The head of the IMF, Kristalina Georgieva, spoke about growing inequality and how the climate crisis could impact economics.
The managing director of an international financial institution has warned countries not to let the next decade lead to a financial disaster.
The new International Monetary Fund (IMF) chief, Kristalina Georgieva, compared the new decade starting in 2020 to the 1920s, stating that accelerated growth in the "roaring 20s" ultimately ended in "a financial disaster" otherwise known as the Great Depression.
Georgieva said that although inequality between countries has decreased, there is growing inequality within countries that is "not a good thing."
Speaking to an audience at the Peterson Institute for International Economics in Washington DC on Friday, she called out the United Kingdom where she said the "top 10% control nearly as much wealth as the bottom 50%". She added that inequality was growing in most OECD countries.

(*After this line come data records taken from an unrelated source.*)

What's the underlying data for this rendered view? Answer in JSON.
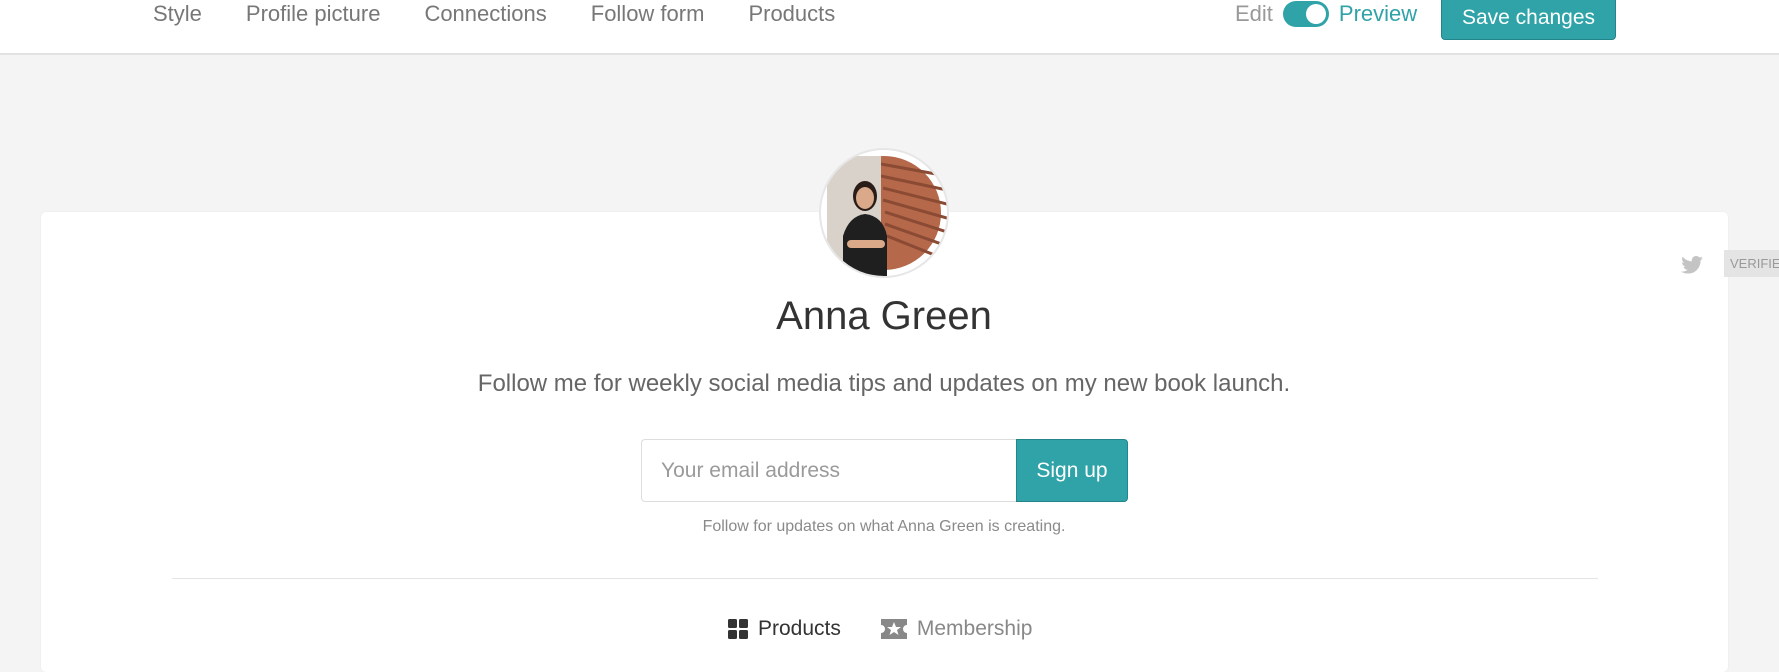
{
  "nav": {
    "tabs": [
      "Style",
      "Profile picture",
      "Connections",
      "Follow form",
      "Products"
    ]
  },
  "mode": {
    "edit_label": "Edit",
    "preview_label": "Preview",
    "preview_on": true
  },
  "toolbar": {
    "save_label": "Save changes"
  },
  "profile": {
    "name": "Anna Green",
    "bio": "Follow me for weekly social media tips and updates on my new book launch.",
    "email_placeholder": "Your email address",
    "signup_label": "Sign up",
    "follow_note": "Follow for updates on what Anna Green is creating."
  },
  "tabs": [
    {
      "label": "Products",
      "icon": "grid-icon",
      "active": true
    },
    {
      "label": "Membership",
      "icon": "ticket-star-icon",
      "active": false
    }
  ],
  "social": {
    "twitter_icon": "twitter-icon",
    "verified_label": "VERIFIED"
  },
  "colors": {
    "accent": "#2fa3a8",
    "background": "#f4f4f4"
  }
}
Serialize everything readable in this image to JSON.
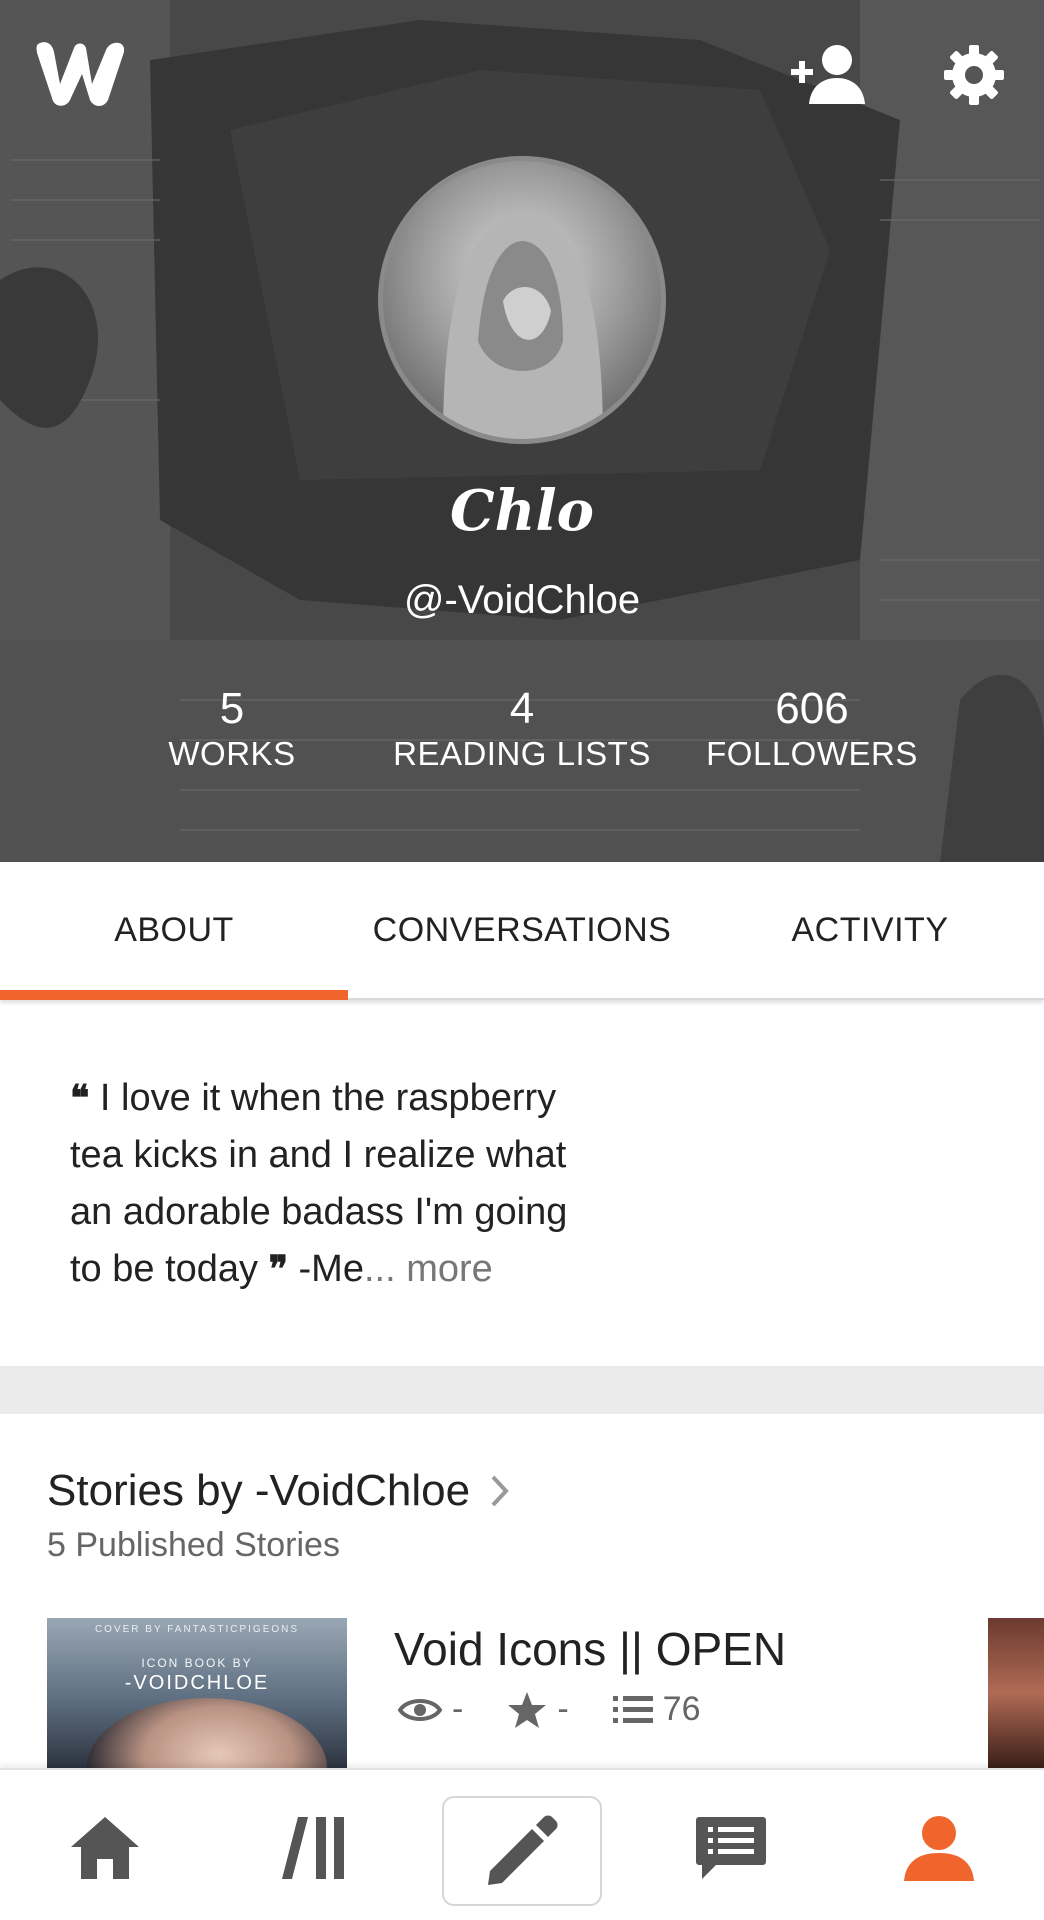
{
  "colors": {
    "accent": "#f0652b",
    "header_text": "#ffffff",
    "text_primary": "#222222",
    "text_secondary": "#666666",
    "icon_gray": "#555555"
  },
  "header": {
    "logo_icon": "wattpad-w-logo",
    "follow_icon": "add-person-icon",
    "settings_icon": "gear-icon",
    "display_name": "Chlo",
    "username": "@-VoidChloe",
    "stats": [
      {
        "value": "5",
        "label": "WORKS"
      },
      {
        "value": "4",
        "label": "READING LISTS"
      },
      {
        "value": "606",
        "label": "FOLLOWERS"
      }
    ]
  },
  "tabs": [
    {
      "label": "ABOUT",
      "active": true
    },
    {
      "label": "CONVERSATIONS",
      "active": false
    },
    {
      "label": "ACTIVITY",
      "active": false
    }
  ],
  "about": {
    "open_quote": "❝",
    "line1": " I love it when the raspberry",
    "line2": "tea kicks in and I realize what",
    "line3": "an adorable badass I'm going",
    "line4_start": "to be today ",
    "close_quote": "❞",
    "line4_end": " -Me",
    "more": "... more"
  },
  "stories": {
    "title": "Stories by -VoidChloe",
    "subtitle": "5 Published Stories",
    "items": [
      {
        "title": "Void Icons || OPEN",
        "cover_credit": "COVER BY FANTASTICPIGEONS",
        "cover_small": "ICON BOOK BY",
        "cover_big": "-VOIDCHLOE",
        "views": "-",
        "votes": "-",
        "parts": "76"
      }
    ]
  },
  "bottom_nav": [
    {
      "name": "home",
      "icon": "home-icon",
      "active": false
    },
    {
      "name": "library",
      "icon": "library-icon",
      "active": false
    },
    {
      "name": "write",
      "icon": "pencil-icon",
      "active": false
    },
    {
      "name": "messages",
      "icon": "message-icon",
      "active": false
    },
    {
      "name": "profile",
      "icon": "person-icon",
      "active": true
    }
  ]
}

A UN poverty expert said in May that austerity cuts in the UK had exacerbated inequality and poverty.
Kristalina Georgieva became head of the IMF in October, replacing Christine Lagarde who is now the director of the European Central Bank.
She warned on Friday not to take "financial stability" for granted, as she talked about a new variable: climate change.

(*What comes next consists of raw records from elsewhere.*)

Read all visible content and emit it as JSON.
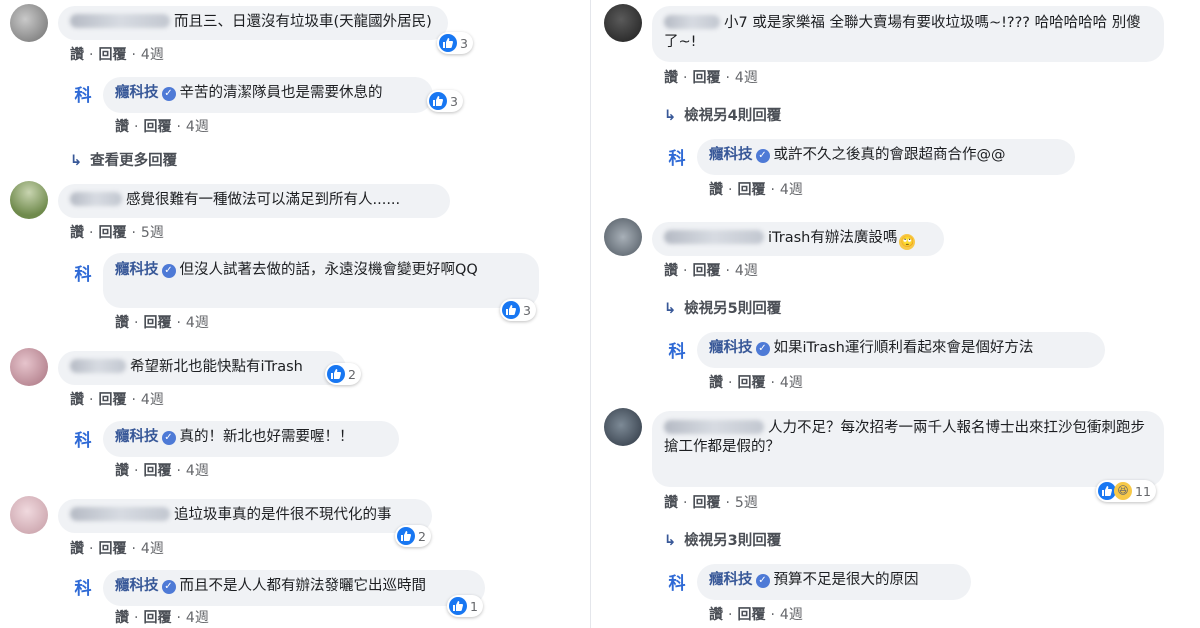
{
  "actions": {
    "like": "讚",
    "reply": "回覆",
    "sep": "·"
  },
  "page_name": "癮科技",
  "page_avatar_char": "科",
  "left": {
    "c1": {
      "text": "而且三、日還沒有垃圾車(天龍國外居民)",
      "time": "4週",
      "likes": "3"
    },
    "r1": {
      "text": "辛苦的清潔隊員也是需要休息的",
      "time": "4週",
      "likes": "3"
    },
    "more1": "查看更多回覆",
    "c2": {
      "text": "感覺很難有一種做法可以滿足到所有人......",
      "time": "5週"
    },
    "r2": {
      "text": "但沒人試著去做的話，永遠沒機會變更好啊QQ",
      "time": "4週",
      "likes": "3"
    },
    "c3": {
      "text": "希望新北也能快點有iTrash",
      "time": "4週",
      "likes": "2"
    },
    "r3": {
      "text": "真的！新北也好需要喔！！",
      "time": "4週"
    },
    "c4": {
      "text": "追垃圾車真的是件很不現代化的事",
      "time": "4週",
      "likes": "2"
    },
    "r4": {
      "text": "而且不是人人都有辦法發曬它出巡時間",
      "time": "4週",
      "likes": "1"
    }
  },
  "right": {
    "c1": {
      "text": "小7 或是家樂福 全聯大賣場有要收垃圾嗎~!??? 哈哈哈哈哈 別傻了~!",
      "time": "4週"
    },
    "more1": "檢視另4則回覆",
    "r1": {
      "text": "或許不久之後真的會跟超商合作@@",
      "time": "4週"
    },
    "c2": {
      "text": "iTrash有辦法廣設嗎",
      "emoji": "🙄",
      "time": "4週"
    },
    "more2": "檢視另5則回覆",
    "r2": {
      "text": "如果iTrash運行順利看起來會是個好方法",
      "time": "4週"
    },
    "c3": {
      "text": "人力不足？每次招考一兩千人報名博士出來扛沙包衝刺跑步搶工作都是假的？",
      "time": "5週",
      "likes": "11"
    },
    "more3": "檢視另3則回覆",
    "r3": {
      "text": "預算不足是很大的原因",
      "time": "4週"
    }
  },
  "colors": {
    "link": "#385898",
    "bubble": "#f0f2f5",
    "like_blue": "#1877f2",
    "page_avatar": "#2f6ad6"
  },
  "icons": [
    "like-icon",
    "haha-icon",
    "verified-badge-icon",
    "reply-arrow-icon"
  ]
}
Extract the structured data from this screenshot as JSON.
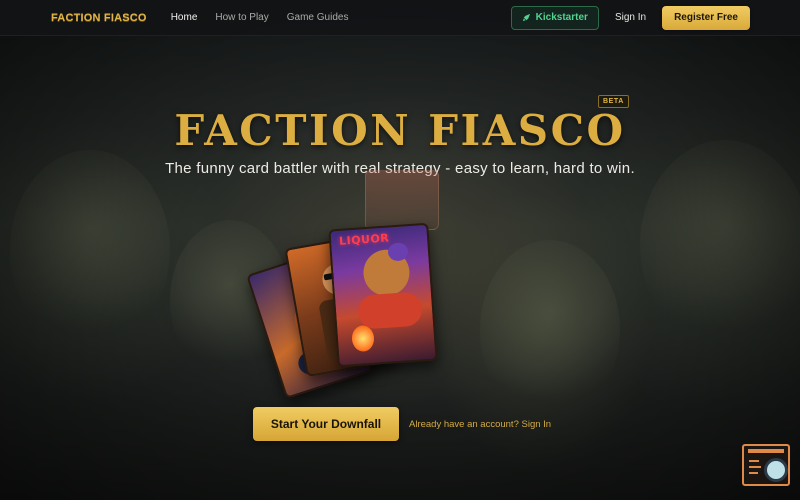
{
  "nav": {
    "brand": "FACTION FIASCO",
    "links": [
      {
        "label": "Home",
        "active": true
      },
      {
        "label": "How to Play",
        "active": false
      },
      {
        "label": "Game Guides",
        "active": false
      }
    ],
    "kickstarter_label": "Kickstarter",
    "signin_label": "Sign In",
    "register_label": "Register Free"
  },
  "hero": {
    "badge": "BETA",
    "title": "FACTION FIASCO",
    "subtitle": "The funny card battler with real strategy - easy to learn, hard to win.",
    "card_text": "LIQUOR",
    "cta_label": "Start Your Downfall",
    "secondary_link": "Already have an account? Sign In"
  },
  "colors": {
    "accent_gold": "#dcae42",
    "kickstarter_green": "#4fd38f",
    "background": "#16181b"
  },
  "icons": {
    "kickstarter": "rocket-icon",
    "corner_widget": "chat-search-icon"
  }
}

"One issue we did not face in the 20s but we do face today ... is climate change. It is a new driver of shocks and uncertainty. It is also a new opportunity for new economic transformation," the IMF head said.
She added: "it is often the poor and the most vulnerable that are most dramatically impacted by climate change and therefore climate change is a force in that conversation of inequality."